*** Opening of Data to process ***

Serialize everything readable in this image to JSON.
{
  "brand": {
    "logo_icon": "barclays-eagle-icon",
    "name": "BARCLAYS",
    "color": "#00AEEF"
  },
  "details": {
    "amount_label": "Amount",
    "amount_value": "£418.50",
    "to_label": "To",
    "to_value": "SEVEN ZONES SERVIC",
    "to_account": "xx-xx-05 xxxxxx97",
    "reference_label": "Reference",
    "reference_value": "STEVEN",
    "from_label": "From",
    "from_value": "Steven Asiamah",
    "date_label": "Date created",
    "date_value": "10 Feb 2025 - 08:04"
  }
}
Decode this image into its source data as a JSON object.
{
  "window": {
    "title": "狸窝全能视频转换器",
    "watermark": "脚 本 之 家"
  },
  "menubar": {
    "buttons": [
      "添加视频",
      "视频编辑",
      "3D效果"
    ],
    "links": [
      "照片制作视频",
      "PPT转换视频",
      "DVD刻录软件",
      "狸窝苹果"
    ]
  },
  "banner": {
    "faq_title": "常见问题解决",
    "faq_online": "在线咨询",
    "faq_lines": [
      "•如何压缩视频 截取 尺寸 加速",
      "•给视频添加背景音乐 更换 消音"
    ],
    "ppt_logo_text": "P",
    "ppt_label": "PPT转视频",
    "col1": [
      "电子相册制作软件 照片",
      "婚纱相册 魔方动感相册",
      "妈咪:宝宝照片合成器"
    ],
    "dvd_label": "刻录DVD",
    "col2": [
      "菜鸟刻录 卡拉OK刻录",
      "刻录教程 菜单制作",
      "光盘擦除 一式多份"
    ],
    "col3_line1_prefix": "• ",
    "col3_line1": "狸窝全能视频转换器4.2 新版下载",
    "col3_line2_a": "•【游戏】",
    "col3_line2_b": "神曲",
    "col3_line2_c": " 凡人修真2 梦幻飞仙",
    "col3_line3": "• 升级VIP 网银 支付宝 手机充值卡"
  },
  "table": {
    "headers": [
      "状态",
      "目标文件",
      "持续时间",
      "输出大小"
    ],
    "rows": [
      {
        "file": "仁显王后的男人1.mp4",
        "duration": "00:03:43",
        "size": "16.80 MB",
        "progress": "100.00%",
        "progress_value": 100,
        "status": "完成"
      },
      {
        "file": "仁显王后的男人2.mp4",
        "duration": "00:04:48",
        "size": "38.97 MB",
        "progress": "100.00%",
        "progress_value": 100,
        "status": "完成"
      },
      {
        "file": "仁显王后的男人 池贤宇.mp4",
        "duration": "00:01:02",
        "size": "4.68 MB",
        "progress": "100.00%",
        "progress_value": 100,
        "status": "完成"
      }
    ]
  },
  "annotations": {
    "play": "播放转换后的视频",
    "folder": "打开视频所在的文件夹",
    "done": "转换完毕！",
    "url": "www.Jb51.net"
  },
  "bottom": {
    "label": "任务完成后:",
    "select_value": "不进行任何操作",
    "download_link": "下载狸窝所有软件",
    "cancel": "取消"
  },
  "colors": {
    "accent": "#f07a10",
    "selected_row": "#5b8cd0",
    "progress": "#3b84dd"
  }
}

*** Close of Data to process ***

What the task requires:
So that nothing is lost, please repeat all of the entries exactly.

Task answer:
Serialize everything readable in this image to JSON.
{
  "brand": {
    "logo_icon": "barclays-eagle-icon",
    "name": "BARCLAYS",
    "color": "#00AEEF"
  },
  "details": {
    "amount_label": "Amount",
    "amount_value": "£418.50",
    "to_label": "To",
    "to_value": "SEVEN ZONES SERVIC",
    "to_account": "xx-xx-05 xxxxxx97",
    "reference_label": "Reference",
    "reference_value": "STEVEN",
    "from_label": "From",
    "from_value": "Steven Asiamah",
    "date_label": "Date created",
    "date_value": "10 Feb 2025 - 08:04"
  }
}
Decode this image into its source data as a JSON object.
{
  "window": {
    "title": "狸窝全能视频转换器",
    "watermark": "脚 本 之 家"
  },
  "menubar": {
    "buttons": [
      "添加视频",
      "视频编辑",
      "3D效果"
    ],
    "links": [
      "照片制作视频",
      "PPT转换视频",
      "DVD刻录软件",
      "狸窝苹果"
    ]
  },
  "banner": {
    "faq_title": "常见问题解决",
    "faq_online": "在线咨询",
    "faq_lines": [
      "•如何压缩视频 截取 尺寸 加速",
      "•给视频添加背景音乐 更换 消音"
    ],
    "ppt_logo_text": "P",
    "ppt_label": "PPT转视频",
    "col1": [
      "电子相册制作软件 照片",
      "婚纱相册 魔方动感相册",
      "妈咪:宝宝照片合成器"
    ],
    "dvd_label": "刻录DVD",
    "col2": [
      "菜鸟刻录 卡拉OK刻录",
      "刻录教程 菜单制作",
      "光盘擦除 一式多份"
    ],
    "col3_line1_prefix": "• ",
    "col3_line1": "狸窝全能视频转换器4.2 新版下载",
    "col3_line2_a": "•【游戏】",
    "col3_line2_b": "神曲",
    "col3_line2_c": " 凡人修真2 梦幻飞仙",
    "col3_line3": "• 升级VIP 网银 支付宝 手机充值卡"
  },
  "table": {
    "headers": [
      "状态",
      "目标文件",
      "持续时间",
      "输出大小"
    ],
    "rows": [
      {
        "file": "仁显王后的男人1.mp4",
        "duration": "00:03:43",
        "size": "16.80 MB",
        "progress": "100.00%",
        "progress_value": 100,
        "status": "完成"
      },
      {
        "file": "仁显王后的男人2.mp4",
        "duration": "00:04:48",
        "size": "38.97 MB",
        "progress": "100.00%",
        "progress_value": 100,
        "status": "完成"
      },
      {
        "file": "仁显王后的男人 池贤宇.mp4",
        "duration": "00:01:02",
        "size": "4.68 MB",
        "progress": "100.00%",
        "progress_value": 100,
        "status": "完成"
      }
    ]
  },
  "annotations": {
    "play": "播放转换后的视频",
    "folder": "打开视频所在的文件夹",
    "done": "转换完毕！",
    "url": "www.Jb51.net"
  },
  "bottom": {
    "label": "任务完成后:",
    "select_value": "不进行任何操作",
    "download_link": "下载狸窝所有软件",
    "cancel": "取消"
  },
  "colors": {
    "accent": "#f07a10",
    "selected_row": "#5b8cd0",
    "progress": "#3b84dd"
  }
}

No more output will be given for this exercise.